◆ WHAT YOU NEED TO DO
The word "enviar" occurs in some of the lines below; copy each of those lines.

◆ SUPPLIED DATA
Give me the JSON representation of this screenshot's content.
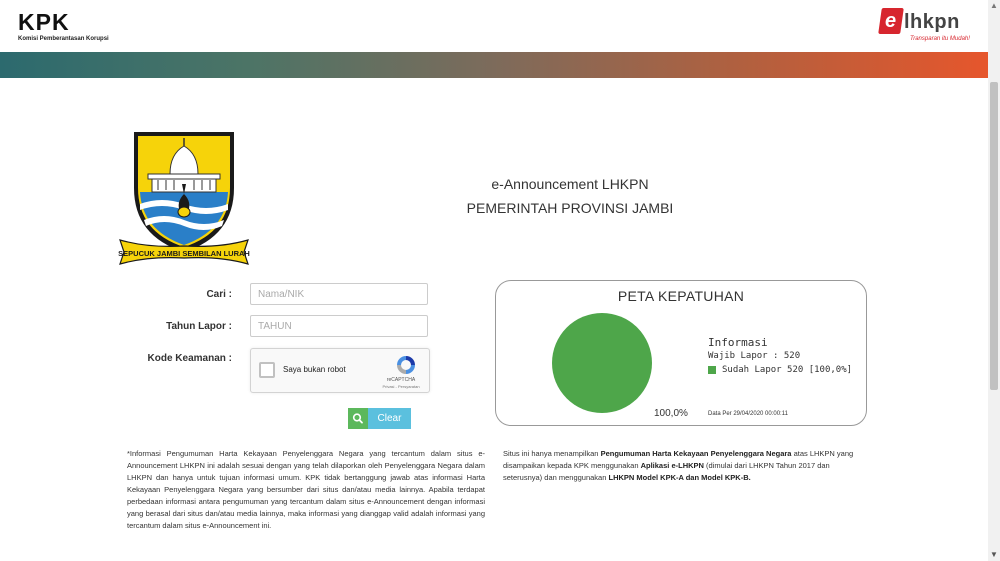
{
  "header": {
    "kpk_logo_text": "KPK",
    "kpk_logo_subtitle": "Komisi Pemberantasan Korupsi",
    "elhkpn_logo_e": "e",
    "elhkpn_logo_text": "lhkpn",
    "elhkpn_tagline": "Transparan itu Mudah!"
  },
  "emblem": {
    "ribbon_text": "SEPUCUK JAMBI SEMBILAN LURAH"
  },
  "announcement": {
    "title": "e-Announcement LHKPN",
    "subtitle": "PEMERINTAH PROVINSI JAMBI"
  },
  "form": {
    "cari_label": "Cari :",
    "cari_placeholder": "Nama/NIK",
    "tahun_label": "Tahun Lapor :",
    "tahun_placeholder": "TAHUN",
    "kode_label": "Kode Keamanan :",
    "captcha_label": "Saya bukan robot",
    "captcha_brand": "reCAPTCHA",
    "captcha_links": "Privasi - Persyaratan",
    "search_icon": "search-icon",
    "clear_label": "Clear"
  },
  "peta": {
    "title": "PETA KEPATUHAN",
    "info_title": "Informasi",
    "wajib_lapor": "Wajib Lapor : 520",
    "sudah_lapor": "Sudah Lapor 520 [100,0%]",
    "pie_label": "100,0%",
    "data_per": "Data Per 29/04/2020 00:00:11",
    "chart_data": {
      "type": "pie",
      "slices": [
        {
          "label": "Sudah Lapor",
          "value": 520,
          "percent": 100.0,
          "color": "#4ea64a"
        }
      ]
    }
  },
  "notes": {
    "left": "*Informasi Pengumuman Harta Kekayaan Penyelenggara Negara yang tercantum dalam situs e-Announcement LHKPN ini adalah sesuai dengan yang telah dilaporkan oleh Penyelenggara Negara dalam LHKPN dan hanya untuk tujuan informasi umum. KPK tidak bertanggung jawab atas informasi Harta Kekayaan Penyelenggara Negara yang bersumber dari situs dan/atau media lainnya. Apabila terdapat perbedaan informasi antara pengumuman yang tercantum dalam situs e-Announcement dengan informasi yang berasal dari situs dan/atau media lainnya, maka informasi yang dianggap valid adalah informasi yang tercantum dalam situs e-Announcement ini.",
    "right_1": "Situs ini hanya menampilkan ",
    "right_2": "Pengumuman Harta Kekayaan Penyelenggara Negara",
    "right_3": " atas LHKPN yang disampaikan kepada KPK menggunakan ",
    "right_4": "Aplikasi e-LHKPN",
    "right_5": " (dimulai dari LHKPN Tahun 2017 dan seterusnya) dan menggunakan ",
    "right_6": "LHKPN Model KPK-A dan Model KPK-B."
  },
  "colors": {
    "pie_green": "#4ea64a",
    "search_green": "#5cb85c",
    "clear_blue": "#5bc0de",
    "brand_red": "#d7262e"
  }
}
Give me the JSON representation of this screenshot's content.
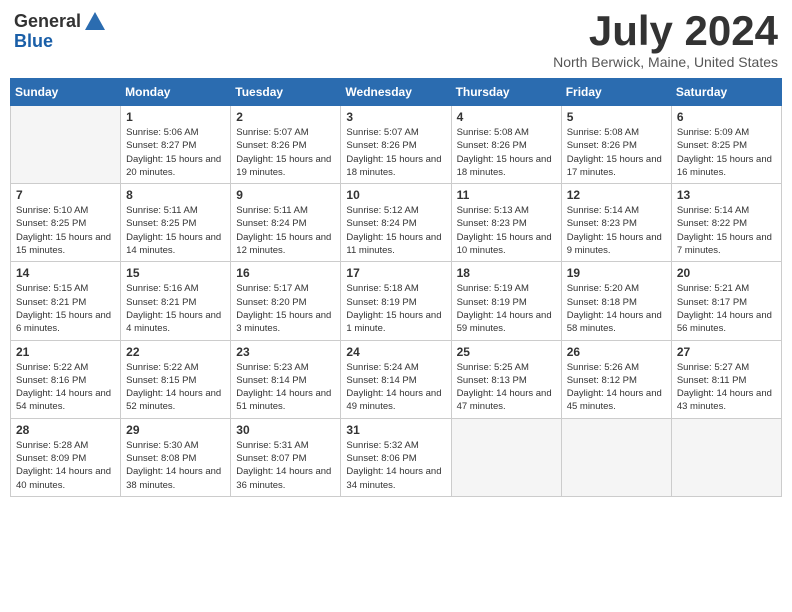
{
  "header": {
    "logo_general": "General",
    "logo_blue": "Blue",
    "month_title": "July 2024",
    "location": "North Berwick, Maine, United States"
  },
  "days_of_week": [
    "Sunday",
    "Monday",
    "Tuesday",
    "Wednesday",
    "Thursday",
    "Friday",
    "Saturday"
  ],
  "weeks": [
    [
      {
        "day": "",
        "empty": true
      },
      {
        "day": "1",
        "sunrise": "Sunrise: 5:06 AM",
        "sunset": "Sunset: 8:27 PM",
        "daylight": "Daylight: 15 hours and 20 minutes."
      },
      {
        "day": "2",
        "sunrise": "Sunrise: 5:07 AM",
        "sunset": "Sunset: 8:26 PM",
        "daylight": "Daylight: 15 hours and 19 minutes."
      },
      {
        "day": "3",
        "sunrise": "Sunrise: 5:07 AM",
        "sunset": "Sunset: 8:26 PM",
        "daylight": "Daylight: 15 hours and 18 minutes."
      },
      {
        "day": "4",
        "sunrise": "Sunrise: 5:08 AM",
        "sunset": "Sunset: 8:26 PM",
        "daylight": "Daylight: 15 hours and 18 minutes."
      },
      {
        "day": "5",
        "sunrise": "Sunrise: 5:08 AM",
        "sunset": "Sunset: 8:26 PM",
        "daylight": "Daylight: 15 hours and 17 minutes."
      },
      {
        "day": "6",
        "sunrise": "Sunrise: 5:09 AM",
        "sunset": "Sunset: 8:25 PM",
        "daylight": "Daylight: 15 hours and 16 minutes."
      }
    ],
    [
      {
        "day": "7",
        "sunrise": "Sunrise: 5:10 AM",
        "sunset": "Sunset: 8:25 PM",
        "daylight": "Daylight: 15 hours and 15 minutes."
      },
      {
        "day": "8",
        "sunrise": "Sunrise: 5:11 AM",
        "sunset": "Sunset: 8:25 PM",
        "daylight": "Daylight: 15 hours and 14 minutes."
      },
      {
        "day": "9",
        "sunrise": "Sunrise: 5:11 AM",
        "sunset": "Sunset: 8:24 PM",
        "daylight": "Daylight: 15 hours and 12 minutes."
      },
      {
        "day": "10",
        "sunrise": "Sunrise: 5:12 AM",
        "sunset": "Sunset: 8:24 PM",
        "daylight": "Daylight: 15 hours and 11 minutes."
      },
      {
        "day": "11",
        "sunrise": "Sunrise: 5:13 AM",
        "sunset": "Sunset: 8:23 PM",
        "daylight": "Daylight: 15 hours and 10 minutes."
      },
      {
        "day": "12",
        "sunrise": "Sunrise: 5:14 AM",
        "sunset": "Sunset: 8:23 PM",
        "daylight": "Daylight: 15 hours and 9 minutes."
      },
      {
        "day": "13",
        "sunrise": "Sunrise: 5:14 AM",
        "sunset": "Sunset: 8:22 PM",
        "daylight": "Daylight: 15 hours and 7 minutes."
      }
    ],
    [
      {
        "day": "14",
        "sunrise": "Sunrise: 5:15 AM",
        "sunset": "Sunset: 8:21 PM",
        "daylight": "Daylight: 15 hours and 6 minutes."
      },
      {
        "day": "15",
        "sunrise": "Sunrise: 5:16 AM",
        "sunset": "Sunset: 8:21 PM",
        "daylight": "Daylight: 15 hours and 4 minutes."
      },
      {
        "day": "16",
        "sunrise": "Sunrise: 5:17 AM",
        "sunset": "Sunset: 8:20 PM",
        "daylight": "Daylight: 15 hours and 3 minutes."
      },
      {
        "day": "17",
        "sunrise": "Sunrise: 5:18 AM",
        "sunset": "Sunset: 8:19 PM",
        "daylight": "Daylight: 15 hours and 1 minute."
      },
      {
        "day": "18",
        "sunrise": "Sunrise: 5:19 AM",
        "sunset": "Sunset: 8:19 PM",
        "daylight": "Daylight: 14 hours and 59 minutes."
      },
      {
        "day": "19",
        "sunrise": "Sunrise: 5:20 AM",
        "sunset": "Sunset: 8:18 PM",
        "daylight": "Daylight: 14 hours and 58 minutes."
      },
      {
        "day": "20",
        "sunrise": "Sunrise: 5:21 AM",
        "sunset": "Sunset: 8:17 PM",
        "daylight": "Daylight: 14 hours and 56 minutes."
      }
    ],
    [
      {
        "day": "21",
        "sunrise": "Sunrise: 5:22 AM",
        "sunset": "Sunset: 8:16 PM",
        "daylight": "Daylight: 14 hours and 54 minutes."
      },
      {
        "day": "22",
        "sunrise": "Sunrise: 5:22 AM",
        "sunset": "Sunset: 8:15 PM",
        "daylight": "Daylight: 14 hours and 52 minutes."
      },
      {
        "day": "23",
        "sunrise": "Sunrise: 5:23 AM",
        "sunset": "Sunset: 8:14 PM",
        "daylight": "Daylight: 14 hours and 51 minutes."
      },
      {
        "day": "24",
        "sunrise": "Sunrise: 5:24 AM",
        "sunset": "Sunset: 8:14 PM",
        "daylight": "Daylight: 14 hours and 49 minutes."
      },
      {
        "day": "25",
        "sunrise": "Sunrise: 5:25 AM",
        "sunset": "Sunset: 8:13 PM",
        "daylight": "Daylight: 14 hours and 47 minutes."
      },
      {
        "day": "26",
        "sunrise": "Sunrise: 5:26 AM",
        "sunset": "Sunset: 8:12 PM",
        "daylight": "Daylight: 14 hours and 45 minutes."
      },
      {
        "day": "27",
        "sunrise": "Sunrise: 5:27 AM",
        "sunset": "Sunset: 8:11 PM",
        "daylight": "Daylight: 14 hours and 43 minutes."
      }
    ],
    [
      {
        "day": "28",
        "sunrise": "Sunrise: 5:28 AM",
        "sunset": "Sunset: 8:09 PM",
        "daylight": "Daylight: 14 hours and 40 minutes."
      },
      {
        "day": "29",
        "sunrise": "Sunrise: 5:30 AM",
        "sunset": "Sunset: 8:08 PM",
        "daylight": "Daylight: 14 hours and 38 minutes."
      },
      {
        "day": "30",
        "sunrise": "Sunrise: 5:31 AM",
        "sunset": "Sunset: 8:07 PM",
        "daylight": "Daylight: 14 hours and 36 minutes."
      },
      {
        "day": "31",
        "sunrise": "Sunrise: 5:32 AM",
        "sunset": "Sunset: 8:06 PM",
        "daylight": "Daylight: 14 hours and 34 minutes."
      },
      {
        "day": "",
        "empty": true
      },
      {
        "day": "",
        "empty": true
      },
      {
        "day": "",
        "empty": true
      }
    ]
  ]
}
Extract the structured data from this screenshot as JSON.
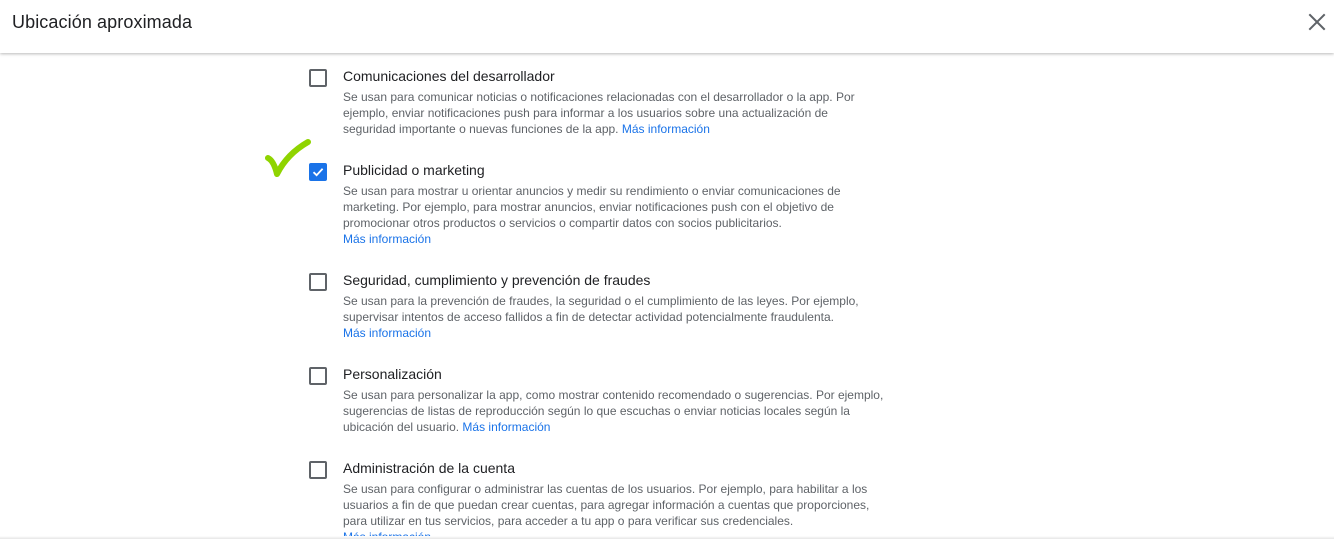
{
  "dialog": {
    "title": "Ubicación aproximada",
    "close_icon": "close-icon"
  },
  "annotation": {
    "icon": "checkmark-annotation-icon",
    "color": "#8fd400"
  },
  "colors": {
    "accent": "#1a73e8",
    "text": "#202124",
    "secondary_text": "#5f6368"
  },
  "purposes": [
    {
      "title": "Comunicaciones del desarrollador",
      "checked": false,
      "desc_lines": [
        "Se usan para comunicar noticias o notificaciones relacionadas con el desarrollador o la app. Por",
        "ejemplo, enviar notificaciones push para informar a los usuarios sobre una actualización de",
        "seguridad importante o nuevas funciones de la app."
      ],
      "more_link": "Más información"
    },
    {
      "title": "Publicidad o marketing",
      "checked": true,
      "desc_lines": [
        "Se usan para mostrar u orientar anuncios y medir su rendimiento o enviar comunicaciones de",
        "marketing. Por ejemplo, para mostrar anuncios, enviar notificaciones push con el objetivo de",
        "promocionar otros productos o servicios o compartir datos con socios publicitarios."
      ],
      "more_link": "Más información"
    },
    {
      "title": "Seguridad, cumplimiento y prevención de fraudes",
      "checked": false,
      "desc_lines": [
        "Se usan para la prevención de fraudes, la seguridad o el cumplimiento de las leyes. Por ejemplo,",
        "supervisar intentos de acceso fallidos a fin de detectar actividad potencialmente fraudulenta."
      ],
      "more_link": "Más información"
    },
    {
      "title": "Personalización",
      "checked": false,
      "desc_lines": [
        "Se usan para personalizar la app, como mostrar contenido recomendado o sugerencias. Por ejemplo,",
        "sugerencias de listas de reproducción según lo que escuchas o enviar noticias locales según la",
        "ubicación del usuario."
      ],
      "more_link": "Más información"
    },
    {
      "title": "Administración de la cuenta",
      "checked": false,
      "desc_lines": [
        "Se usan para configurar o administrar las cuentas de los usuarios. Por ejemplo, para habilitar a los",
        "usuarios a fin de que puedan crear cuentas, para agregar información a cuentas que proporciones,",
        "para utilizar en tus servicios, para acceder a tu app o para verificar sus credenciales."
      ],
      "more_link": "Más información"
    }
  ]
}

◆ ANSWER SPACE
        "ejemplo, enviar notificaciones push para informar a los usuarios sobre una actualización de",
        "Se usan para mostrar u orientar anuncios y medir su rendimiento o enviar comunicaciones de",
        "marketing. Por ejemplo, para mostrar anuncios, enviar notificaciones push con el objetivo de",
        "sugerencias de listas de reproducción según lo que escuchas o enviar noticias locales según la",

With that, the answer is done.